_What to do_.
Print every one of the records verbatim, omitting nothing.

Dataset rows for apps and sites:
'''

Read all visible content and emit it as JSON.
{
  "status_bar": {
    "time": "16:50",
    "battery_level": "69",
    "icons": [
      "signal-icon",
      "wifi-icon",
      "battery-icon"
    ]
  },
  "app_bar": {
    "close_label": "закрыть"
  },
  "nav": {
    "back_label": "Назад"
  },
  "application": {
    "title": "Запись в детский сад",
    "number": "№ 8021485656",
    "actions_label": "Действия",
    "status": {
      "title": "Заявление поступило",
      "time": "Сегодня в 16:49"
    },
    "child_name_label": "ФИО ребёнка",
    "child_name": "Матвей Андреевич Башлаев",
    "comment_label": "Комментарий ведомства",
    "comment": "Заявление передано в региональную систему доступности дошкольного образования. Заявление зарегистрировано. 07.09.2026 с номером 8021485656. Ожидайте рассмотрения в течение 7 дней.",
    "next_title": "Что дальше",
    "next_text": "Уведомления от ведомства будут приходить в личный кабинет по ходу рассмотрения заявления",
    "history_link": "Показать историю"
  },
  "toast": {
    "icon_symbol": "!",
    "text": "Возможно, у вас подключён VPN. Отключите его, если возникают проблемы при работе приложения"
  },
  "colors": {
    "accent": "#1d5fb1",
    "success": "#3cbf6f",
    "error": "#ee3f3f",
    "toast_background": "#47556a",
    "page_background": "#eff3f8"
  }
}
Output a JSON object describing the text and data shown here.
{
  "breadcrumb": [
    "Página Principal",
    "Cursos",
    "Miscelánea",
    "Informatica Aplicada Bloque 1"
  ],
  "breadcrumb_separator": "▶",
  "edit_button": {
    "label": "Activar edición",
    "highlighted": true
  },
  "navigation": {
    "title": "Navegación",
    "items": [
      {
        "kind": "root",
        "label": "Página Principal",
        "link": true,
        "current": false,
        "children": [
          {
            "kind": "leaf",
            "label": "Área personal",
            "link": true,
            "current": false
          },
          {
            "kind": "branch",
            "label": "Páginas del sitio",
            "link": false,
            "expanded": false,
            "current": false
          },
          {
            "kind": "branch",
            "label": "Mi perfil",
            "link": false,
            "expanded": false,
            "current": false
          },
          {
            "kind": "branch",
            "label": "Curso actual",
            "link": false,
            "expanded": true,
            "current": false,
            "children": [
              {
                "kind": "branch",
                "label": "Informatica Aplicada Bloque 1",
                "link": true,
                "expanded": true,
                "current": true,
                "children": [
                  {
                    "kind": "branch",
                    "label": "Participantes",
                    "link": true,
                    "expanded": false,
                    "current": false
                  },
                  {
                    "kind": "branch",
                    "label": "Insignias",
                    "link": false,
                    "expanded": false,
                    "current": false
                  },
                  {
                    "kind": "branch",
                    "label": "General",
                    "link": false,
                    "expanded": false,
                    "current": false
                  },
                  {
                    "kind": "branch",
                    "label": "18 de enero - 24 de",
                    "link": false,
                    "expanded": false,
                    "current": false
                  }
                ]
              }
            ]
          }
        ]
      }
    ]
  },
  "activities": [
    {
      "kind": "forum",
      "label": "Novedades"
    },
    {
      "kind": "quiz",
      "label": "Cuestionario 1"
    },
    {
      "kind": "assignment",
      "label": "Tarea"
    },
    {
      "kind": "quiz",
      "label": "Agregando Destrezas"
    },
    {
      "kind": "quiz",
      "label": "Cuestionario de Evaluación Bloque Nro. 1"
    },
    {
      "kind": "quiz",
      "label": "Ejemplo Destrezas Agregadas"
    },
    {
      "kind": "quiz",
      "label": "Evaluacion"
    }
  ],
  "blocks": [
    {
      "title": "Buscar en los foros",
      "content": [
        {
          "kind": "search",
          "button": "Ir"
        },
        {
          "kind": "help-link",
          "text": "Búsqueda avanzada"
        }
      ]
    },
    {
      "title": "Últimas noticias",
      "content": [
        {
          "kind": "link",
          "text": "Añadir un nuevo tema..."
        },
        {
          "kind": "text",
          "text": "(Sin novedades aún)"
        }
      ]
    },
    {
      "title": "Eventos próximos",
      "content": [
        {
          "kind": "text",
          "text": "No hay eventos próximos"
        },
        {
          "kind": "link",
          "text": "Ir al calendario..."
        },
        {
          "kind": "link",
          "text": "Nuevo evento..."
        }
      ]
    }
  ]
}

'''

_Reply to the task_.
Read all visible content and emit it as JSON.
{
  "status_bar": {
    "time": "16:50",
    "battery_level": "69",
    "icons": [
      "signal-icon",
      "wifi-icon",
      "battery-icon"
    ]
  },
  "app_bar": {
    "close_label": "закрыть"
  },
  "nav": {
    "back_label": "Назад"
  },
  "application": {
    "title": "Запись в детский сад",
    "number": "№ 8021485656",
    "actions_label": "Действия",
    "status": {
      "title": "Заявление поступило",
      "time": "Сегодня в 16:49"
    },
    "child_name_label": "ФИО ребёнка",
    "child_name": "Матвей Андреевич Башлаев",
    "comment_label": "Комментарий ведомства",
    "comment": "Заявление передано в региональную систему доступности дошкольного образования. Заявление зарегистрировано. 07.09.2026 с номером 8021485656. Ожидайте рассмотрения в течение 7 дней.",
    "next_title": "Что дальше",
    "next_text": "Уведомления от ведомства будут приходить в личный кабинет по ходу рассмотрения заявления",
    "history_link": "Показать историю"
  },
  "toast": {
    "icon_symbol": "!",
    "text": "Возможно, у вас подключён VPN. Отключите его, если возникают проблемы при работе приложения"
  },
  "colors": {
    "accent": "#1d5fb1",
    "success": "#3cbf6f",
    "error": "#ee3f3f",
    "toast_background": "#47556a",
    "page_background": "#eff3f8"
  }
}
Output a JSON object describing the text and data shown here.
{
  "breadcrumb": [
    "Página Principal",
    "Cursos",
    "Miscelánea",
    "Informatica Aplicada Bloque 1"
  ],
  "breadcrumb_separator": "▶",
  "edit_button": {
    "label": "Activar edición",
    "highlighted": true
  },
  "navigation": {
    "title": "Navegación",
    "items": [
      {
        "kind": "root",
        "label": "Página Principal",
        "link": true,
        "current": false,
        "children": [
          {
            "kind": "leaf",
            "label": "Área personal",
            "link": true,
            "current": false
          },
          {
            "kind": "branch",
            "label": "Páginas del sitio",
            "link": false,
            "expanded": false,
            "current": false
          },
          {
            "kind": "branch",
            "label": "Mi perfil",
            "link": false,
            "expanded": false,
            "current": false
          },
          {
            "kind": "branch",
            "label": "Curso actual",
            "link": false,
            "expanded": true,
            "current": false,
            "children": [
              {
                "kind": "branch",
                "label": "Informatica Aplicada Bloque 1",
                "link": true,
                "expanded": true,
                "current": true,
                "children": [
                  {
                    "kind": "branch",
                    "label": "Participantes",
                    "link": true,
                    "expanded": false,
                    "current": false
                  },
                  {
                    "kind": "branch",
                    "label": "Insignias",
                    "link": false,
                    "expanded": false,
                    "current": false
                  },
                  {
                    "kind": "branch",
                    "label": "General",
                    "link": false,
                    "expanded": false,
                    "current": false
                  },
                  {
                    "kind": "branch",
                    "label": "18 de enero - 24 de",
                    "link": false,
                    "expanded": false,
                    "current": false
                  }
                ]
              }
            ]
          }
        ]
      }
    ]
  },
  "activities": [
    {
      "kind": "forum",
      "label": "Novedades"
    },
    {
      "kind": "quiz",
      "label": "Cuestionario 1"
    },
    {
      "kind": "assignment",
      "label": "Tarea"
    },
    {
      "kind": "quiz",
      "label": "Agregando Destrezas"
    },
    {
      "kind": "quiz",
      "label": "Cuestionario de Evaluación Bloque Nro. 1"
    },
    {
      "kind": "quiz",
      "label": "Ejemplo Destrezas Agregadas"
    },
    {
      "kind": "quiz",
      "label": "Evaluacion"
    }
  ],
  "blocks": [
    {
      "title": "Buscar en los foros",
      "content": [
        {
          "kind": "search",
          "button": "Ir"
        },
        {
          "kind": "help-link",
          "text": "Búsqueda avanzada"
        }
      ]
    },
    {
      "title": "Últimas noticias",
      "content": [
        {
          "kind": "link",
          "text": "Añadir un nuevo tema..."
        },
        {
          "kind": "text",
          "text": "(Sin novedades aún)"
        }
      ]
    },
    {
      "title": "Eventos próximos",
      "content": [
        {
          "kind": "text",
          "text": "No hay eventos próximos"
        },
        {
          "kind": "link",
          "text": "Ir al calendario..."
        },
        {
          "kind": "link",
          "text": "Nuevo evento..."
        }
      ]
    }
  ]
}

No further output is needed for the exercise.